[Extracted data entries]
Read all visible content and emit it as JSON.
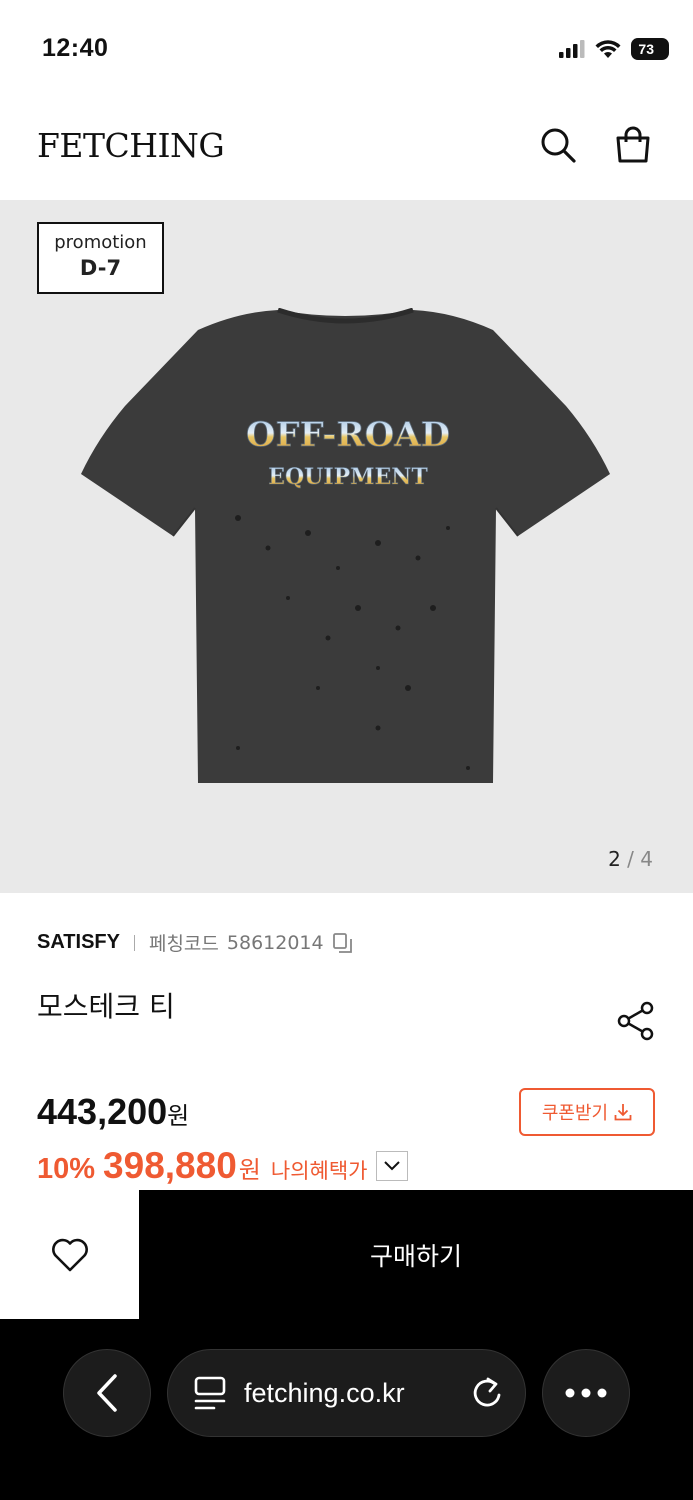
{
  "status_bar": {
    "time": "12:40",
    "battery": "73"
  },
  "header": {
    "logo": "FETCHING"
  },
  "gallery": {
    "promo_label": "promotion",
    "promo_day": "D-7",
    "print_line1": "OFF-ROAD",
    "print_line2": "EQUIPMENT",
    "current": "2",
    "separator": "/",
    "total": "4"
  },
  "product": {
    "brand": "SATISFY",
    "code_label": "페칭코드",
    "code_value": "58612014",
    "name": "모스테크 티",
    "original_price": "443,200",
    "currency": "원",
    "coupon_label": "쿠폰받기",
    "discount": "10%",
    "sale_price": "398,880",
    "benefit_label": "나의혜택가"
  },
  "purchase": {
    "buy_label": "구매하기"
  },
  "browser": {
    "url": "fetching.co.kr"
  },
  "colors": {
    "accent": "#ef5a32",
    "gallery_bg": "#e9e9e9",
    "shirt": "#3b3b3b"
  }
}
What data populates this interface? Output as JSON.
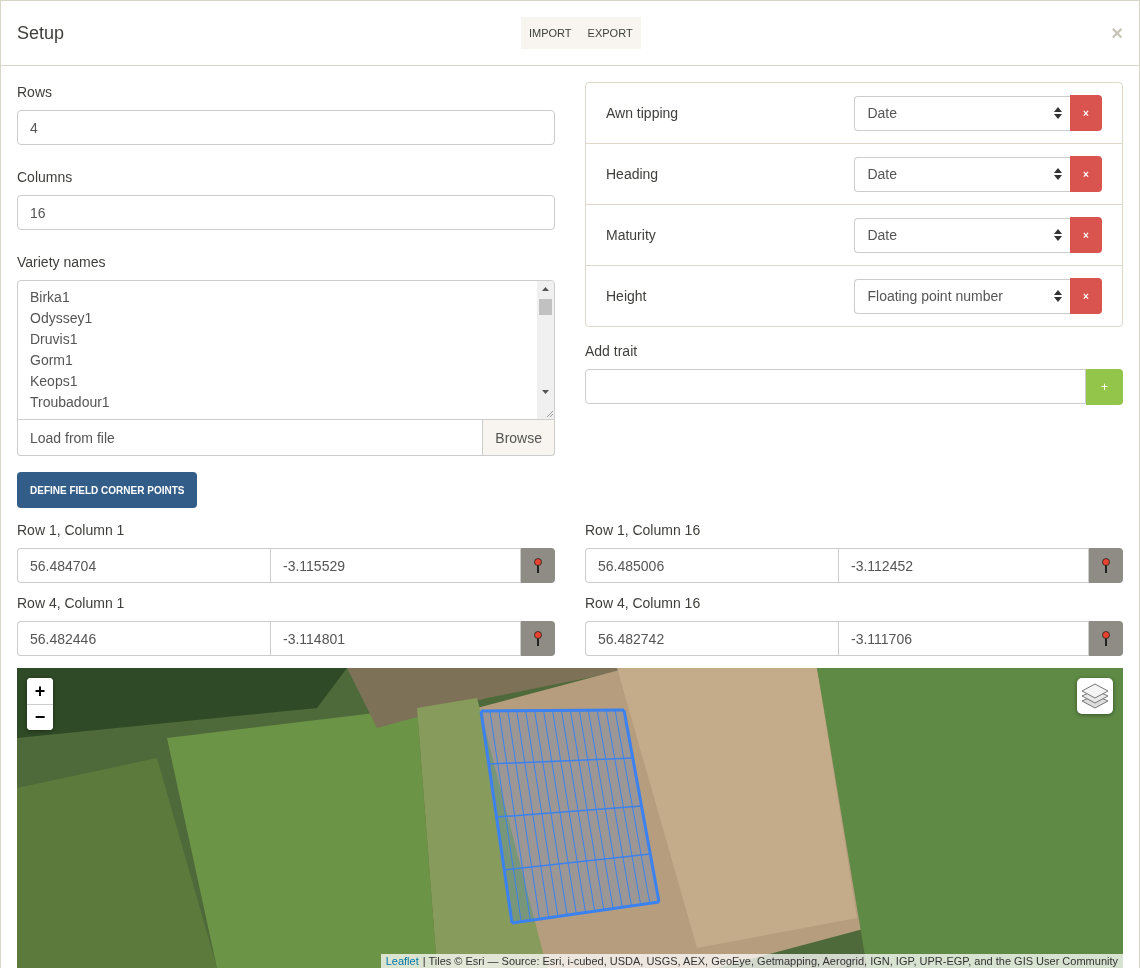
{
  "window": {
    "title": "Setup",
    "close": "×"
  },
  "header_buttons": [
    "IMPORT",
    "EXPORT"
  ],
  "rows_field": {
    "label": "Rows",
    "value": "4"
  },
  "columns_field": {
    "label": "Columns",
    "value": "16"
  },
  "variety_names": {
    "label": "Variety names",
    "lines": [
      "Birka1",
      "Odyssey1",
      "Druvis1",
      "Gorm1",
      "Keops1",
      "Troubadour1"
    ]
  },
  "load_file": {
    "placeholder": "Load from file",
    "button": "Browse"
  },
  "traits": [
    {
      "name": "Awn tipping",
      "type": "Date",
      "remove": "×"
    },
    {
      "name": "Heading",
      "type": "Date",
      "remove": "×"
    },
    {
      "name": "Maturity",
      "type": "Date",
      "remove": "×"
    },
    {
      "name": "Height",
      "type": "Floating point number",
      "remove": "×"
    }
  ],
  "add_trait": {
    "label": "Add trait",
    "button": "+"
  },
  "define_button": "DEFINE FIELD CORNER POINTS",
  "corners": [
    {
      "label": "Row 1, Column 1",
      "lat": "56.484704",
      "lon": "-3.115529"
    },
    {
      "label": "Row 1, Column 16",
      "lat": "56.485006",
      "lon": "-3.112452"
    },
    {
      "label": "Row 4, Column 1",
      "lat": "56.482446",
      "lon": "-3.114801"
    },
    {
      "label": "Row 4, Column 16",
      "lat": "56.482742",
      "lon": "-3.111706"
    }
  ],
  "map": {
    "zoom_in": "+",
    "zoom_out": "−",
    "attribution_link": "Leaflet",
    "attribution": "| Tiles © Esri — Source: Esri, i-cubed, USDA, USGS, AEX, GeoEye, Getmapping, Aerogrid, IGN, IGP, UPR-EGP, and the GIS User Community"
  }
}
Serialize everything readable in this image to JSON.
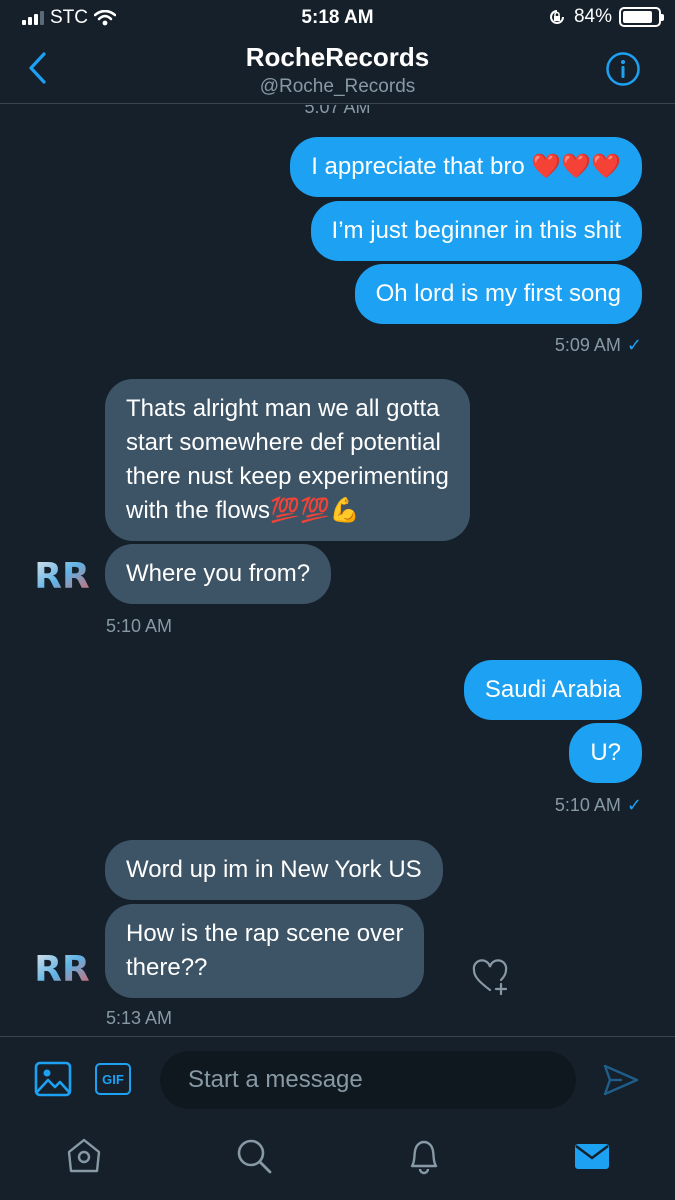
{
  "status_bar": {
    "carrier": "STC",
    "time": "5:18 AM",
    "battery": "84%",
    "battery_level": 0.84
  },
  "header": {
    "title": "RocheRecords",
    "handle": "@Roche_Records"
  },
  "conversation": {
    "cut_timestamp": "5:07 AM",
    "outgoing_1": [
      "I appreciate that bro ❤️❤️❤️",
      "I’m just beginner in this shit",
      "Oh lord is my first song"
    ],
    "ts_1": "5:09 AM",
    "incoming_1": [
      "Thats alright man we all gotta",
      "start somewhere def potential",
      "there nust keep experimenting",
      "with the flows💯💯💪",
      "Where you from?"
    ],
    "ts_2": "5:10 AM",
    "outgoing_2": [
      "Saudi Arabia",
      "U?"
    ],
    "ts_3": "5:10 AM",
    "incoming_2": [
      "Word up im in New York US",
      "How is the rap scene over",
      "there??"
    ],
    "ts_4": "5:13 AM",
    "avatar_text": "RR"
  },
  "composer": {
    "placeholder": "Start a message",
    "gif_label": "GIF"
  },
  "nav": {
    "items": [
      "home-icon",
      "search-icon",
      "notifications-icon",
      "messages-icon"
    ]
  },
  "colors": {
    "background": "#15202b",
    "outgoing_bubble": "#1da1f2",
    "incoming_bubble": "#3d5466",
    "accent": "#1da1f2",
    "muted": "#8899a6"
  }
}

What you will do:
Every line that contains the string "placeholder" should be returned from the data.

Exercise response:
    "placeholder": "Load from file",
    "placeholder": "Start a message",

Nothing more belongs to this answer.